A recent Yahoo article revealed that a reporter only discovered she had a cancerous growth on her neck after a viewer that spotted her on TV advised her to get it checked. But how common is lymphoma cancer in Singapore and are there other warning signs besides swelling of the lymph nodes in the neck?

Lymphoma in Singapore

According to the Singapore Cancer Registry, lymphoma ranks the fifth most common cancer among men and sixth most common cancer among women.

Lymphoma cancer: How it happens

Lymphoma cancer is a type of cancer affecting certain types of immune system cells, specifically the white blood cells called lymphocytes B or lymphocytes T.

Lymphocytes travel throughout the body in a clear fluid called lymph. Using a network of vessels that make up the lymphatic system, the lymph passes through small, bean-shaped organs called lymph nodes, which trap harmful substances. Larger clusters of lymph nodes can be found in the neck, armpits and groin.

Read more: This top cancer (among men and women) is on the rise in young adults

In lymphoma, lymphocytes B or T multiply uncontrollably and fail to die like normal cells eventually would. Patients with lymphoma often notice a swelling of their lymph nodes caused by the formation of painless lumps or tumours. Lymphoma can also occur in other organs as small amounts of lymph and lymph tissue pass through virtually all organs in the body.

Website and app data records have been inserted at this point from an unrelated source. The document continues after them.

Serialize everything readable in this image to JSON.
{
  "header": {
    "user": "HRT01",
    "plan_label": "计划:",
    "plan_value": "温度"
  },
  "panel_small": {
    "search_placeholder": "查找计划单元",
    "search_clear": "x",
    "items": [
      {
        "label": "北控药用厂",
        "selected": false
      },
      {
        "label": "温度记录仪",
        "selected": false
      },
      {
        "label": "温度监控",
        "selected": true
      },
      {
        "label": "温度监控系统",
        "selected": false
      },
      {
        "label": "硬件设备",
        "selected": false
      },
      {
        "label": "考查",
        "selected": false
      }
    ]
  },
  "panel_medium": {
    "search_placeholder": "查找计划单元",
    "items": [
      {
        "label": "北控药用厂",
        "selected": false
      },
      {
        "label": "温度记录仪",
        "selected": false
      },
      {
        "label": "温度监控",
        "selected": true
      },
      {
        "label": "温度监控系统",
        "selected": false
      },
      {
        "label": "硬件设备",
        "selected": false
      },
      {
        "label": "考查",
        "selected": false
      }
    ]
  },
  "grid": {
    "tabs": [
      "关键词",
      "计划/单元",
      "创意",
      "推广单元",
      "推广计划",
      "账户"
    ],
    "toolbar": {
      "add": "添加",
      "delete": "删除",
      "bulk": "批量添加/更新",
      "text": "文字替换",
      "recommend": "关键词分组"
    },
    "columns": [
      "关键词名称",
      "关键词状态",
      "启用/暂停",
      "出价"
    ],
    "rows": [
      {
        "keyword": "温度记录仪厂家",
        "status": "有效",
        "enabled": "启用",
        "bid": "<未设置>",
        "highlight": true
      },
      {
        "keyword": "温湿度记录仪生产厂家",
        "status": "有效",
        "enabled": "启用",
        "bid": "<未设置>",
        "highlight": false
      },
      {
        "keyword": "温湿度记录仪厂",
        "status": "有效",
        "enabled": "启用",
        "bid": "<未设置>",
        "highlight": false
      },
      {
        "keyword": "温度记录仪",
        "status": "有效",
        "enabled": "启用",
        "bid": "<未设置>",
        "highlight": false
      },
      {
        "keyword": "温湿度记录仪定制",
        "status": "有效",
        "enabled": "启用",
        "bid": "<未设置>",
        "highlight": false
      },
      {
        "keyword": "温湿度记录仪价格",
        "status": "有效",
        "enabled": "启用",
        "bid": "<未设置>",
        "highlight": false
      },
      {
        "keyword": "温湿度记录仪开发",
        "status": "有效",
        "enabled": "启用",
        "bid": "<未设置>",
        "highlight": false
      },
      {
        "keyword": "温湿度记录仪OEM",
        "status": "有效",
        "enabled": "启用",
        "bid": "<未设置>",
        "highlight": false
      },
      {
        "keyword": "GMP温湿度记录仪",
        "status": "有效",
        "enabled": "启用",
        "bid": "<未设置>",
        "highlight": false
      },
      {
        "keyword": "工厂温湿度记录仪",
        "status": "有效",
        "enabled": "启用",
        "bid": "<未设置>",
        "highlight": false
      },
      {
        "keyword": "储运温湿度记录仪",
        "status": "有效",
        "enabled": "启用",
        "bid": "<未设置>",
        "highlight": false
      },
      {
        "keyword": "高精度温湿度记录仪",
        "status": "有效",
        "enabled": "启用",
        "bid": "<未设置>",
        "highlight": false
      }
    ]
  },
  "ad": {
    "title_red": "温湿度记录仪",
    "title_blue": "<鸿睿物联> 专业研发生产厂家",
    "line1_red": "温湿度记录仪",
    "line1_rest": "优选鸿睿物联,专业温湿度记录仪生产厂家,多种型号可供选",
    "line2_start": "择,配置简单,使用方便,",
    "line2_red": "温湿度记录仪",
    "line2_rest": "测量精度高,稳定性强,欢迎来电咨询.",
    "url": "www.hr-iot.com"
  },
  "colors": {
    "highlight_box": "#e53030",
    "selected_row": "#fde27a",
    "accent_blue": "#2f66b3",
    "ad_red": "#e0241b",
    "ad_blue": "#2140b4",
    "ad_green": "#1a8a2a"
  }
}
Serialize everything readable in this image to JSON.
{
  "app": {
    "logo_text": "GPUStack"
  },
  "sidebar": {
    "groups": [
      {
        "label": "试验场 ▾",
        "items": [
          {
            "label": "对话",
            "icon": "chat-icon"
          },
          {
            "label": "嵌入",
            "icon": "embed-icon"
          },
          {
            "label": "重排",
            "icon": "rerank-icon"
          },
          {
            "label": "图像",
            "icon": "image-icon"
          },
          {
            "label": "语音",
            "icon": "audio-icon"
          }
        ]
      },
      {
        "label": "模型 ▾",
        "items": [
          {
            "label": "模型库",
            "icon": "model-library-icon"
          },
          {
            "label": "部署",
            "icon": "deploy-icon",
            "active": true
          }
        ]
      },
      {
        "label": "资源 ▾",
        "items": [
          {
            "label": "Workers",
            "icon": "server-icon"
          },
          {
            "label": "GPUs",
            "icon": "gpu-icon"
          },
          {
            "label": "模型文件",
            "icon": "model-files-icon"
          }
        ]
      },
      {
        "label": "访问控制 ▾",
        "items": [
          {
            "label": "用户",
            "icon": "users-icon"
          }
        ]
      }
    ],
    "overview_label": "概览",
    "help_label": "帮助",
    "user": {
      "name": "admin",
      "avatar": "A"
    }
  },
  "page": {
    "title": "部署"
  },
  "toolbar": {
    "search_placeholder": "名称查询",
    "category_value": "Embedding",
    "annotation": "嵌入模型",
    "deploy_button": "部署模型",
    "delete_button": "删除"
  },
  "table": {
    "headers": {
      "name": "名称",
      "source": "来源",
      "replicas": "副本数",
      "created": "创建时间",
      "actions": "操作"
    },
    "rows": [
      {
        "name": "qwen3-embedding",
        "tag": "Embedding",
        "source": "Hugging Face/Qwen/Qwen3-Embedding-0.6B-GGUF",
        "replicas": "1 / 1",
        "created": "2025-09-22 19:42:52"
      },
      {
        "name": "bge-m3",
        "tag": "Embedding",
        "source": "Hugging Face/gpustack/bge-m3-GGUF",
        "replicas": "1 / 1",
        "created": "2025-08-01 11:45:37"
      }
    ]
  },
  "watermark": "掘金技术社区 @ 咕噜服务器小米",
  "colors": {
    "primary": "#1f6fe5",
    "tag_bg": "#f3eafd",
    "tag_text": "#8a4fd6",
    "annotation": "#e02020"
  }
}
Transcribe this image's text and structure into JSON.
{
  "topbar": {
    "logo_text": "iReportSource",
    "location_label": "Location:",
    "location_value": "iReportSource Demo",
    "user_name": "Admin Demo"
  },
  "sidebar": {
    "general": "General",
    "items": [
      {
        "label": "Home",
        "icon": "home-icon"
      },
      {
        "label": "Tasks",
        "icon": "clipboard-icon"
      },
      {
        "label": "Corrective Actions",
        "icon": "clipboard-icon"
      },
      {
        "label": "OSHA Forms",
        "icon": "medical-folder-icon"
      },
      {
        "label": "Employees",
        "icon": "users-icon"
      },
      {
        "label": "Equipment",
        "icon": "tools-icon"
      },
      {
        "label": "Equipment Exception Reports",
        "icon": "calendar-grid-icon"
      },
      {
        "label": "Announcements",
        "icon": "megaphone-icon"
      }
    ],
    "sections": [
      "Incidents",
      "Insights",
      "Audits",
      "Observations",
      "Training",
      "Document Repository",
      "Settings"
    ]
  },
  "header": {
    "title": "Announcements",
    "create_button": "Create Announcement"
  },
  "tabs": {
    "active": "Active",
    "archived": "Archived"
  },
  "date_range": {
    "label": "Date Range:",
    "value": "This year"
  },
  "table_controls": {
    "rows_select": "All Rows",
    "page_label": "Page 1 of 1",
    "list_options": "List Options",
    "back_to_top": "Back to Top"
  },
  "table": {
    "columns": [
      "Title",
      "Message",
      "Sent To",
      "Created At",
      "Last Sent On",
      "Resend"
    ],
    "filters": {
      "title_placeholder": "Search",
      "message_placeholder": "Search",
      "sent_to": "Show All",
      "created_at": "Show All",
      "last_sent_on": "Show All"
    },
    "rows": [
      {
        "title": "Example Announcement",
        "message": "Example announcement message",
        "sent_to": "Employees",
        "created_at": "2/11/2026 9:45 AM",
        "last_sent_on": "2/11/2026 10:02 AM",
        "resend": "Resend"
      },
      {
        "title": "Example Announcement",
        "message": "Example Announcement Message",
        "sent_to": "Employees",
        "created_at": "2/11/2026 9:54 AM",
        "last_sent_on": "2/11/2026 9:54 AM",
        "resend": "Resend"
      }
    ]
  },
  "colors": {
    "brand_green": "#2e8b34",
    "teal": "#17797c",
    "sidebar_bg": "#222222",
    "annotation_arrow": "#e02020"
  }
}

“Although the exact causes of lymphoma still remain unknown, it might be related to viruses and infections,” says Prof Lim Soon Thye, Deputy Medical Director (Clinical) and Senior Consultant of the Division of Medical Oncology at National Cancer Centre Singapore (NCCS), a member of the SingHealth group.

Patients with human immunodeficiency (HIV) infections or on long-term immunosuppressive drugs also have a higher risk of developing lymphoma.

Symptoms of lymphoma

  • Painless swelling of the lymph nodes in the neck, underarm or groin. This is the most common symptom
  • Persistent fever
  • Drenching night sweats
  • Unexplained weight loss
  • Patchy red skin and itching
  • Lack of energy, tiredness or fatigue
Read more: Top foods to eat and avoid when undergoing cancer treatment

Lymphoma cancer can be broadly divided into two categories:

Hodgkin’s lymphoma vs non-Hodgkin’s lymphoma

Lymphoma cancer can be broadly divided into two categories:

1. Hodgkin’s lymphoma

Patients diagnosed with Hodgkin’s lymphoma (also called Hodgkin’s disease) often have large abnormal cells called Reed-Sternberg cells in their lymph nodes. This disease is highly curable and accounts for about 10 per cent of all lymphoma cases.

Although lymphoma cancer can occur at any age, Hodgkin’s disease is most prevalent in two particular age groups:

  • People between 15 and 40 years of age.
  • People aged 55 years and above.

2. Non-Hodgkin’s lymphoma (more common)

There are mainly two types of non-Hodgkin’s lymphoma:

  • Aggressive (high grade): Tends to grow and spread quickly and cause severe symptoms. If left untreated, it can be fatal within a few months or sooner
  • Slow-growing (low-grade): Tends to grow and spread slowly and cause few symptoms. It is harder to treat and carries a higher risk of relapse

The risk of developing non-Hodgkin’s lymphoma increases with age, with most patients being diagnosed in their 60s.

Read more: Lymphoma treatment - What are the options? 


Articles on HealthXchange.sg are meant for informational purposes only and cannot replace professional surgical, medical or health advice, examination, diagnosis or treatment. Photo courtesy of iStock.